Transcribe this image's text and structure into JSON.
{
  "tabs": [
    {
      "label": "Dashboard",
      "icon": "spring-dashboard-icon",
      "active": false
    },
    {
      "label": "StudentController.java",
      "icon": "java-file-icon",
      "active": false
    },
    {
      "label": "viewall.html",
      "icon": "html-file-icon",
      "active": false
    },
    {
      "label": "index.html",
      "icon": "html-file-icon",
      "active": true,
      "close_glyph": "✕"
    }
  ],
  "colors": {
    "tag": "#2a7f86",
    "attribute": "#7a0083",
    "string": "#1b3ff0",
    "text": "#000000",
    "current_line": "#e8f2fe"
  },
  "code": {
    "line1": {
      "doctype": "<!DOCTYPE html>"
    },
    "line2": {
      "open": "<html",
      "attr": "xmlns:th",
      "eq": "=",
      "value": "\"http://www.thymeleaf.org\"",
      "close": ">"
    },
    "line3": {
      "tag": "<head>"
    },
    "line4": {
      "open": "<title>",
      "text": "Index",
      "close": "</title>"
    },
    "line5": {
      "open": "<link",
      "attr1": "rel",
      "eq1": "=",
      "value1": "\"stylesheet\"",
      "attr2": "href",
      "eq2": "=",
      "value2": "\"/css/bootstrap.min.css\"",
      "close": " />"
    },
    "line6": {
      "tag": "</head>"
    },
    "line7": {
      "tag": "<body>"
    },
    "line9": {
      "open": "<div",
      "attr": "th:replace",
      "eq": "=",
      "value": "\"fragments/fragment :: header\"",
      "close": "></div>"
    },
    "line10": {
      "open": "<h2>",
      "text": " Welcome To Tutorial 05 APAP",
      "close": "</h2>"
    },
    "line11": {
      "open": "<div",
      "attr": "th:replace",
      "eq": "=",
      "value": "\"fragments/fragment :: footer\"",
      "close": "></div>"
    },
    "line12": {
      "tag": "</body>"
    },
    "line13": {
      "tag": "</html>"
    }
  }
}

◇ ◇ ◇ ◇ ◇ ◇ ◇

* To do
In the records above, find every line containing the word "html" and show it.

* Exercise output
      "label": "viewall.html",
      "icon": "html-file-icon",
      "label": "index.html",
      "icon": "html-file-icon",
      "doctype": "<!DOCTYPE html>"
      "open": "<html",
      "tag": "</html>"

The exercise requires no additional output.